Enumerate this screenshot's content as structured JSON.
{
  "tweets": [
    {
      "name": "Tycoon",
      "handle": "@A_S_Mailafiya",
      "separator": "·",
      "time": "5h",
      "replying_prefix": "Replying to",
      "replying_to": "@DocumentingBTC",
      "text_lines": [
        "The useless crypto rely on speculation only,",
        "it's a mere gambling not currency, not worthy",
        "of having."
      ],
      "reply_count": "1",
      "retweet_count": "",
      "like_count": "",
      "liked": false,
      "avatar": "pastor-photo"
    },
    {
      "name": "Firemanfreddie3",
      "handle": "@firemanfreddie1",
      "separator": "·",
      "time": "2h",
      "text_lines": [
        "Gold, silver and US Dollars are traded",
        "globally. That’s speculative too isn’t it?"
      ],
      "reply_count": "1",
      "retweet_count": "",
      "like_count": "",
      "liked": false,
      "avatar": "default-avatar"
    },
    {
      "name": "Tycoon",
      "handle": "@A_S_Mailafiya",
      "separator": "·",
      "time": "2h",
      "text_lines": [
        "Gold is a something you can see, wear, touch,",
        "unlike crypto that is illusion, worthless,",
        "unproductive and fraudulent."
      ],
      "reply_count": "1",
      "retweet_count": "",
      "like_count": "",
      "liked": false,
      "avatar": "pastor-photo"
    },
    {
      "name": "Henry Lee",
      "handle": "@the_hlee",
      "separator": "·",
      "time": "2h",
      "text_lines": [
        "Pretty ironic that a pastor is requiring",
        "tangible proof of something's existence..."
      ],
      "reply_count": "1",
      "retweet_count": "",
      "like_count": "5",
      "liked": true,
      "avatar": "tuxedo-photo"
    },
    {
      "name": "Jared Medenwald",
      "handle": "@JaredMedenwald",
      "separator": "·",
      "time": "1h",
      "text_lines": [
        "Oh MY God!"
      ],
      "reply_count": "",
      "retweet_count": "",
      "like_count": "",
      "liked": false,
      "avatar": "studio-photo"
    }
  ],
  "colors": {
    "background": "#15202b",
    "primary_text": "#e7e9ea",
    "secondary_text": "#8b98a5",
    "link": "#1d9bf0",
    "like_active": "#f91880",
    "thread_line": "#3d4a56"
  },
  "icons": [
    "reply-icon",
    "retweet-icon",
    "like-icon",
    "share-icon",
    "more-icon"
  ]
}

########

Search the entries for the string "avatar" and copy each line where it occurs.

      "avatar": "pastor-photo"
      "avatar": "default-avatar"
      "avatar": "pastor-photo"
      "avatar": "tuxedo-photo"
      "avatar": "studio-photo"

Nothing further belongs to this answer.